- Singapore mortgages have no perpetual fixed rates
Singapore is one of the few countries where banks don’t have perpetual fixed interest rates for mortgages. Even our fixed rate mortgages only last for a certain number of years (typically three to five), before they revert to a floating rate.
HDB loans are different – the interest rate is always 0.1 per cent above the prevailing CPF Ordinary Account rate, which is reviewed quarterly (but it hasn’t changed in a very long time). It currently stands at around 2.6 per cent.
- Pearl Bank Apartment was the tallest building in South-East Asia, back in 1976
This is the apartment block that’s built like an almost enclosed circle, near Pearl Centre in the Outram area. It was a great architectural achievement in its day, much like Freddy Mercury’s hair. There was no taller building in South East Asia, and its unique, semi-circular construction has never been duplicated in Singapore. I daresay, the building may one day gain conservation status.
- The Dragon playground at Toa Payoh is an icon even in other parts of the world
The iconic Dragon playground is a noted architectural feature, even in many other countries. Designed by interior architect Khor Ean Ghee in 1979, these playgrounds have unexpectedly become cultural mementos.They were phased out in 1993 for safety reasons, and the one in Toa Payoh Lorong 1 narrowly escaped demolition.
- Tiong Bahru Block 78 has three different street addresses
Block 78 in Tiong Bahru is at:
– 78 Moh Guan Terrace.
– 78 Yong Siak Street.
– 78 Guan Chaun Street.
It’s also a McDelivery guy’s worst nightmare. It is the only building in Singapore that has three street addresses, due to its odd placement and horseshoe-shaped design.
- The only HDB estate with a non-crazy numbering system is Toa Payoh
Toa Payoh, which became a new town in 1965, is the only new town where the blocks are sensibly numbered from 1 to 260. From the 1970s onward, HDB used the three-number system where the first number designates the neighbourhood, and the remaining two designate the block.

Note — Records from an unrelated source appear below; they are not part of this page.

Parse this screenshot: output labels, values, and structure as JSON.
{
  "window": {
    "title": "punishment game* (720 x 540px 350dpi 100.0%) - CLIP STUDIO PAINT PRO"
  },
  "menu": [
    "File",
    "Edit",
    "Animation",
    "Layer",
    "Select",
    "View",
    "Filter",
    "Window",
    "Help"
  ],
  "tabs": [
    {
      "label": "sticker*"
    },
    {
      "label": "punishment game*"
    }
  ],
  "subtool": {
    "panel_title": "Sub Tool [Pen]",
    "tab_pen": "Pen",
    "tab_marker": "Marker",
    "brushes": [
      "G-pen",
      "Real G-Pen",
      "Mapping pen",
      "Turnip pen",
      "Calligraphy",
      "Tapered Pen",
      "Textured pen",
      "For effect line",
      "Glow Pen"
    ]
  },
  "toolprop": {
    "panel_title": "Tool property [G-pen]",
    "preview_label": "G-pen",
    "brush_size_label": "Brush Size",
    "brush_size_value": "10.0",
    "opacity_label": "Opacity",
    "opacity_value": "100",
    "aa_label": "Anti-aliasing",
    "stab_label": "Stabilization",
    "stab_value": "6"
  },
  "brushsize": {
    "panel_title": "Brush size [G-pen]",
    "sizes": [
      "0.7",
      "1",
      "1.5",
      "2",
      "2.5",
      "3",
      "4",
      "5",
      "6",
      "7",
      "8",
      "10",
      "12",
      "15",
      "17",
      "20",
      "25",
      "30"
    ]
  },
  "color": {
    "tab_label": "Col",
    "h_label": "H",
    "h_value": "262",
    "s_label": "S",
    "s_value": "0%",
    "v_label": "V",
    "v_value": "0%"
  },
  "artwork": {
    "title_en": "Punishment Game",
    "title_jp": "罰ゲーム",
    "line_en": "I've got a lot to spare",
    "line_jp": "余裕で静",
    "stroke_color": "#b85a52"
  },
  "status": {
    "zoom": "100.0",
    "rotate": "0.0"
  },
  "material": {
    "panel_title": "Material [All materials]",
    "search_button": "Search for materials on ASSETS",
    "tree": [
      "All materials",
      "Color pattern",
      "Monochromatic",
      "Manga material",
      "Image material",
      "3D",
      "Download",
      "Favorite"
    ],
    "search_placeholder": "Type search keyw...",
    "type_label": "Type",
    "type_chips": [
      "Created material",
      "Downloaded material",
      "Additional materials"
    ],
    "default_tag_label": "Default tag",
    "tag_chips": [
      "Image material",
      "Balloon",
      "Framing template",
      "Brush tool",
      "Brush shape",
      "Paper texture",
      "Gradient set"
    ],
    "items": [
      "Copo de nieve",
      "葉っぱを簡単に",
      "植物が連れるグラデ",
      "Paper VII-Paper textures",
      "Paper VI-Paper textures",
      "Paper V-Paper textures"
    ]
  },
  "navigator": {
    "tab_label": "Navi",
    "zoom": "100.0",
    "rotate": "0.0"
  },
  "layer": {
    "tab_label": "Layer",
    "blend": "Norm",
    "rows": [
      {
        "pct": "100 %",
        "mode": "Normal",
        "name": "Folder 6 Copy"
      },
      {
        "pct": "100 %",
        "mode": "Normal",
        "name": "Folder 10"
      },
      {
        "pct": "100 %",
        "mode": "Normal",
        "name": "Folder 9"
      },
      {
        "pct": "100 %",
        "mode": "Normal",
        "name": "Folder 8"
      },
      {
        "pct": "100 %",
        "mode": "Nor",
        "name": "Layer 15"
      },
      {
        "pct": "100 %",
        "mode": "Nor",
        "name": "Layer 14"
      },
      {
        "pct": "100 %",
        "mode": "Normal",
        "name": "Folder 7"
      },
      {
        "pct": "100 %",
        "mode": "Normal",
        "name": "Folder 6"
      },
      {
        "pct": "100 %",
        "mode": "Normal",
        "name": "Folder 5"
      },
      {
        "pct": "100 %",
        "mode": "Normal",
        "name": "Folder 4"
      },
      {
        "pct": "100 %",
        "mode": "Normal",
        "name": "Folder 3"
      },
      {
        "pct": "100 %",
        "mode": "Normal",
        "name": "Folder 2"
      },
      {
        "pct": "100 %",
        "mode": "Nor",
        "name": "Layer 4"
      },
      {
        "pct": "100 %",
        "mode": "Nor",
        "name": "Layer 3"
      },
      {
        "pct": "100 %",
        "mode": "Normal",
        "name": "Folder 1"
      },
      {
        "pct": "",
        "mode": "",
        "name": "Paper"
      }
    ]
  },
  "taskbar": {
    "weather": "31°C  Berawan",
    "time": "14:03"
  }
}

(From 2000 onwards they add a letter, see point 5).
With that, we would like to wish our readers and leaders (we hope some of you read this blog) a very Happy National Day!